Tribal Welfare and Development in India

‘Tribal transition’ is tribal welfare and tribal development. The govern­mental programmes implemented in India for the uplift and rehabilitation of tribals have not been able to achieve their goals and tribal proletarianisation has persisted since independence.

No wonder, the problem of tribal welfare engaged the attention of a number of scholars in different parts of the country not only in the 1970s and the 1980s (like L.P. Vidyarthi in Bihar in 1971, A.K. Danda and M.G. Kulkarni in Ma­harashtra in 1974, and Ranjit Gupta, and M.V.T. Raju in Andhra Pradesh in 1971) but also in the 1990s.

Tribal Welfare:

The strategies adopted by the British administrators for solving the prob­lems of the tribals included acquiring tribal land and forests and declaring certain tribal areas as excluded or partially excluded. But, the British gov­ernment had also established a number of schools and hospitals in the tribal areas with the help of Christian missionaries who converted many tribals to Christianity. Thus, by and large, during the British period, the tribals remained victims of colonial-feudal domination, ethnic prejudices, illiteracy, poverty, and isolation.

After Independence, provisions were made in the Constitution to safeguard tribal interests and promote their developmental and welfare ac­tivities. Gandhiji and Thakkar Bapa also did some pioneering work among the tribes.

Nehru enunciated the policy of Panchseel for tribal transformation, which rested on following five principles:

(1) Avoiding imposing the culture of the majority people on them and encouraging in every way their (tribal) own traditional arts and cul­ture.

(2) Respecting tribal rights on land and forest.

(3) Training tribal leaders for administrative and developmental activi­ties with the help of some technical personnel from outside.

(4) Avoiding over-administering of the tribal areas.

(5) Judging results not on the basis of money spent but the quality of hu­man character evolved.

In 1960, the Scheduled Tribe Commission was set up under the chair­manship of U.N. Dhebar to work for the advancement of the tribals.

After the Fifth Five Year Plan, the Tribal Sub-Plan (TSP) strategy was de­signed in 1980 which consisted of two things:

(i) Socio-economic development of the STs, and

(ii) Protection of tribals against exploitation.

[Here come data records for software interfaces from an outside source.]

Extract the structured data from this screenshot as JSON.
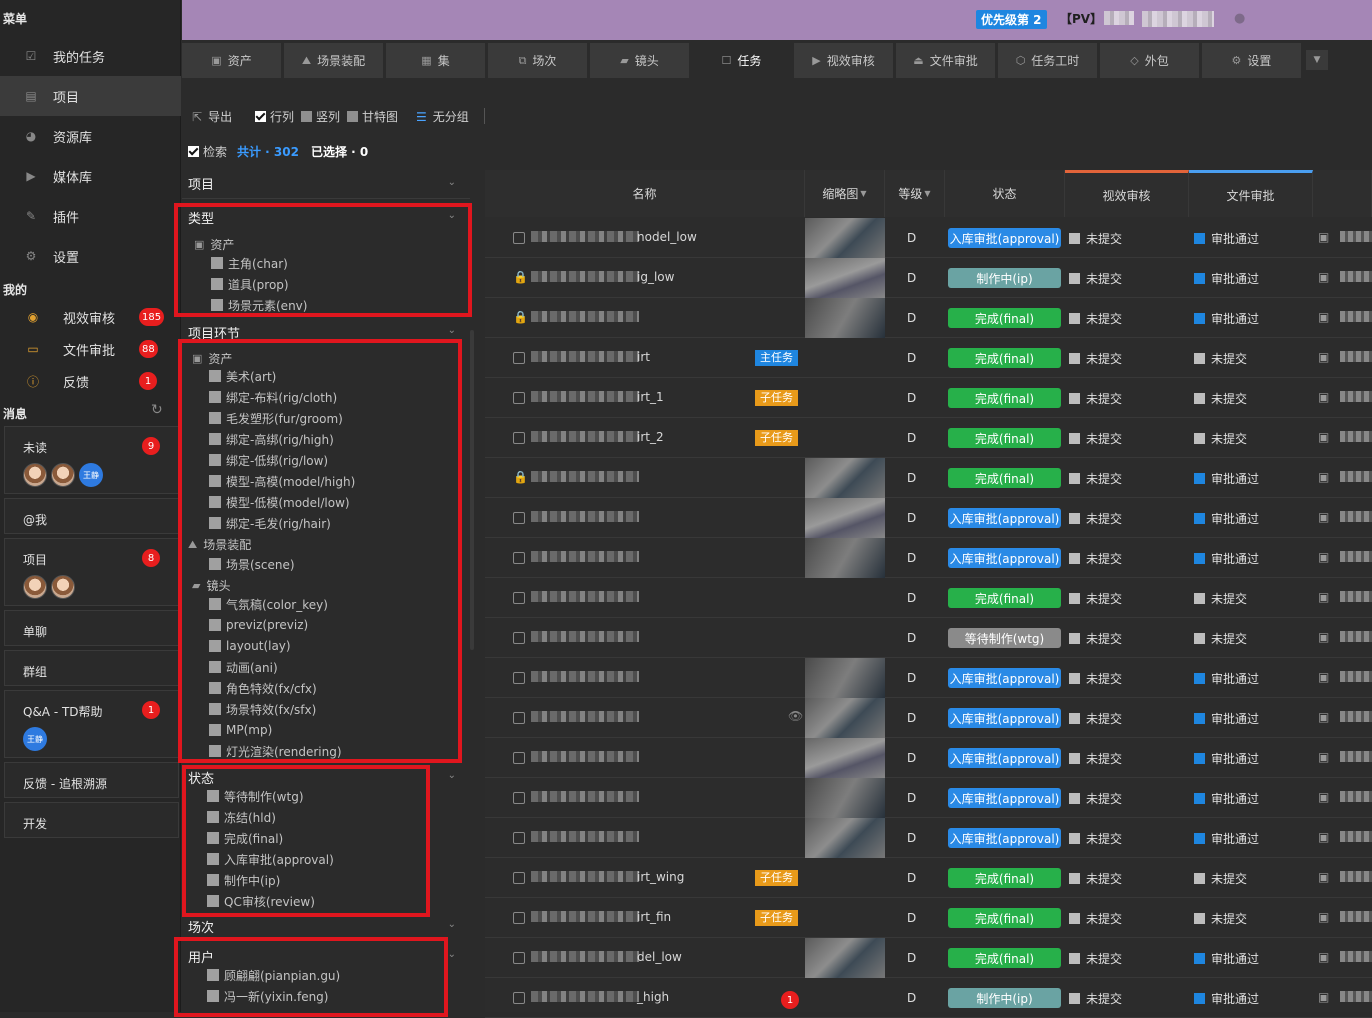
{
  "menu_title": "菜单",
  "nav": [
    {
      "label": "我的任务",
      "icon": "checklist-icon"
    },
    {
      "label": "项目",
      "icon": "project-icon"
    },
    {
      "label": "资源库",
      "icon": "library-icon"
    },
    {
      "label": "媒体库",
      "icon": "media-icon"
    },
    {
      "label": "插件",
      "icon": "plugin-icon"
    },
    {
      "label": "设置",
      "icon": "gear-icon"
    }
  ],
  "mine_title": "我的",
  "mine": [
    {
      "label": "视效审核",
      "count": "185",
      "icon": "eye-icon"
    },
    {
      "label": "文件审批",
      "count": "88",
      "icon": "folder-icon"
    },
    {
      "label": "反馈",
      "count": "1",
      "icon": "alert-icon"
    }
  ],
  "messages_title": "消息",
  "messages": [
    {
      "label": "未读",
      "count": "9",
      "avatar_text": "王静"
    },
    {
      "label": "@我"
    },
    {
      "label": "项目",
      "count": "8"
    },
    {
      "label": "单聊"
    },
    {
      "label": "群组"
    },
    {
      "label": "Q&A - TD帮助",
      "count": "1",
      "avatar_text": "王静"
    },
    {
      "label": "反馈 - 追根溯源"
    },
    {
      "label": "开发"
    }
  ],
  "top": {
    "priority": "优先级第 2",
    "pv": "【PV】"
  },
  "tabs": [
    {
      "label": "资产",
      "icon": "asset-icon"
    },
    {
      "label": "场景装配",
      "icon": "scene-icon"
    },
    {
      "label": "集",
      "icon": "episode-icon"
    },
    {
      "label": "场次",
      "icon": "sequence-icon"
    },
    {
      "label": "镜头",
      "icon": "shot-icon"
    },
    {
      "label": "任务",
      "icon": "task-icon"
    },
    {
      "label": "视效审核",
      "icon": "review-icon"
    },
    {
      "label": "文件审批",
      "icon": "approve-icon"
    },
    {
      "label": "任务工时",
      "icon": "clock-icon"
    },
    {
      "label": "外包",
      "icon": "outsource-icon"
    },
    {
      "label": "设置",
      "icon": "gear-icon"
    }
  ],
  "toolbar": {
    "export": "导出",
    "row": "行列",
    "col": "竖列",
    "gantt": "甘特图",
    "group": "无分组",
    "search": "检索",
    "total": "共计 · 302",
    "selected": "已选择 · 0"
  },
  "filter": {
    "project": "项目",
    "type": "类型",
    "type_group": "资产",
    "type_items": [
      "主角(char)",
      "道具(prop)",
      "场景元素(env)"
    ],
    "step": "项目环节",
    "step_asset": "资产",
    "step_asset_items": [
      "美术(art)",
      "绑定-布料(rig/cloth)",
      "毛发塑形(fur/groom)",
      "绑定-高绑(rig/high)",
      "绑定-低绑(rig/low)",
      "模型-高模(model/high)",
      "模型-低模(model/low)",
      "绑定-毛发(rig/hair)"
    ],
    "step_scene": "场景装配",
    "step_scene_items": [
      "场景(scene)"
    ],
    "step_shot": "镜头",
    "step_shot_items": [
      "气氛稿(color_key)",
      "previz(previz)",
      "layout(lay)",
      "动画(ani)",
      "角色特效(fx/cfx)",
      "场景特效(fx/sfx)",
      "MP(mp)",
      "灯光渲染(rendering)"
    ],
    "status": "状态",
    "status_items": [
      "等待制作(wtg)",
      "冻结(hld)",
      "完成(final)",
      "入库审批(approval)",
      "制作中(ip)",
      "QC审核(review)"
    ],
    "sequence": "场次",
    "user": "用户",
    "user_items": [
      "顾翩翩(pianpian.gu)",
      "冯一新(yixin.feng)"
    ]
  },
  "columns": {
    "name": "名称",
    "thumb": "缩略图",
    "level": "等级",
    "status": "状态",
    "vfx": "视效审核",
    "file": "文件审批"
  },
  "colors": {
    "approval": "#2a8ae6",
    "ip": "#6aa3a3",
    "final": "#27b04a",
    "wtg": "#8a8a8a",
    "main_tag": "#1f86e0",
    "sub_tag": "#e89a1a",
    "highlight": "#e0161e"
  },
  "rows": [
    {
      "lock": false,
      "suffix": "nodel_low",
      "tag": "",
      "level": "D",
      "status": "入库审批(approval)",
      "st": "approval",
      "vfx": "未提交",
      "file": "审批通过",
      "fileok": true,
      "thumb": true
    },
    {
      "lock": true,
      "suffix": "ig_low",
      "tag": "",
      "level": "D",
      "status": "制作中(ip)",
      "st": "ip",
      "vfx": "未提交",
      "file": "审批通过",
      "fileok": true,
      "thumb": true
    },
    {
      "lock": true,
      "suffix": "",
      "tag": "",
      "level": "D",
      "status": "完成(final)",
      "st": "final",
      "vfx": "未提交",
      "file": "审批通过",
      "fileok": true,
      "thumb": true
    },
    {
      "lock": false,
      "suffix": "irt",
      "tag": "主任务",
      "tagtype": "main",
      "level": "D",
      "status": "完成(final)",
      "st": "final",
      "vfx": "未提交",
      "file": "未提交",
      "fileok": false,
      "thumb": false
    },
    {
      "lock": false,
      "suffix": "irt_1",
      "tag": "子任务",
      "tagtype": "sub",
      "level": "D",
      "status": "完成(final)",
      "st": "final",
      "vfx": "未提交",
      "file": "未提交",
      "fileok": false,
      "thumb": false
    },
    {
      "lock": false,
      "suffix": "irt_2",
      "tag": "子任务",
      "tagtype": "sub",
      "level": "D",
      "status": "完成(final)",
      "st": "final",
      "vfx": "未提交",
      "file": "未提交",
      "fileok": false,
      "thumb": false
    },
    {
      "lock": true,
      "suffix": "",
      "tag": "",
      "level": "D",
      "status": "完成(final)",
      "st": "final",
      "vfx": "未提交",
      "file": "审批通过",
      "fileok": true,
      "thumb": true
    },
    {
      "lock": false,
      "suffix": "",
      "tag": "",
      "level": "D",
      "status": "入库审批(approval)",
      "st": "approval",
      "vfx": "未提交",
      "file": "审批通过",
      "fileok": true,
      "thumb": true
    },
    {
      "lock": false,
      "suffix": "",
      "tag": "",
      "level": "D",
      "status": "入库审批(approval)",
      "st": "approval",
      "vfx": "未提交",
      "file": "审批通过",
      "fileok": true,
      "thumb": true
    },
    {
      "lock": false,
      "suffix": "",
      "tag": "",
      "level": "D",
      "status": "完成(final)",
      "st": "final",
      "vfx": "未提交",
      "file": "未提交",
      "fileok": false,
      "thumb": false
    },
    {
      "lock": false,
      "suffix": "",
      "tag": "",
      "level": "D",
      "status": "等待制作(wtg)",
      "st": "wtg",
      "vfx": "未提交",
      "file": "未提交",
      "fileok": false,
      "thumb": false
    },
    {
      "lock": false,
      "suffix": "",
      "tag": "",
      "level": "D",
      "status": "入库审批(approval)",
      "st": "approval",
      "vfx": "未提交",
      "file": "审批通过",
      "fileok": true,
      "thumb": true
    },
    {
      "lock": false,
      "suffix": "",
      "tag": "",
      "level": "D",
      "status": "入库审批(approval)",
      "st": "approval",
      "vfx": "未提交",
      "file": "审批通过",
      "fileok": true,
      "thumb": true,
      "eye": true
    },
    {
      "lock": false,
      "suffix": "",
      "tag": "",
      "level": "D",
      "status": "入库审批(approval)",
      "st": "approval",
      "vfx": "未提交",
      "file": "审批通过",
      "fileok": true,
      "thumb": true
    },
    {
      "lock": false,
      "suffix": "",
      "tag": "",
      "level": "D",
      "status": "入库审批(approval)",
      "st": "approval",
      "vfx": "未提交",
      "file": "审批通过",
      "fileok": true,
      "thumb": true
    },
    {
      "lock": false,
      "suffix": "",
      "tag": "",
      "level": "D",
      "status": "入库审批(approval)",
      "st": "approval",
      "vfx": "未提交",
      "file": "审批通过",
      "fileok": true,
      "thumb": true
    },
    {
      "lock": false,
      "suffix": "irt_wing",
      "tag": "子任务",
      "tagtype": "sub",
      "level": "D",
      "status": "完成(final)",
      "st": "final",
      "vfx": "未提交",
      "file": "未提交",
      "fileok": false,
      "thumb": false
    },
    {
      "lock": false,
      "suffix": "irt_fin",
      "tag": "子任务",
      "tagtype": "sub",
      "level": "D",
      "status": "完成(final)",
      "st": "final",
      "vfx": "未提交",
      "file": "未提交",
      "fileok": false,
      "thumb": false
    },
    {
      "lock": false,
      "suffix": "del_low",
      "tag": "",
      "level": "D",
      "status": "完成(final)",
      "st": "final",
      "vfx": "未提交",
      "file": "审批通过",
      "fileok": true,
      "thumb": true
    },
    {
      "lock": false,
      "suffix": "_high",
      "tag": "",
      "level": "D",
      "status": "制作中(ip)",
      "st": "ip",
      "vfx": "未提交",
      "file": "审批通过",
      "fileok": true,
      "thumb": false,
      "badge": "1"
    }
  ]
}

The funds for TSPs are provided by state governments and the central ministries.

However, TSP results have not been commensurate with the expecta­tions and the investments made so far as heavy emphasis is laid in several states on infrastructural development without corresponding emphasis on the development of the STs. The TSP schemes are supposed to lay empha­sis on family-oriented income-generating schemes in sectors like agriculture, animal husbandry, cooperatives, tribal crafts and skills, etc., besides laying emphasis on education, health, and housing.

In the Five Year Plans, the programmes for the welfare of the STs aim at:

(1) Raising the productivity levels in agriculture, animal hus­bandry, forestry, cottage and small-scale industries, etc., to improve the economic conditions,

(2) Rehabilitation of the bonded labour

(3) Educa­tion and training programmes, and

(4) Special development programmes for women and children. But various evaluation studies on all these pro­grammes for the integrated development of the tribals have brought out the inadequacies of these programmes.

Submitted by : Professor Emmett, Category : Tribes, Tag : Tribals in India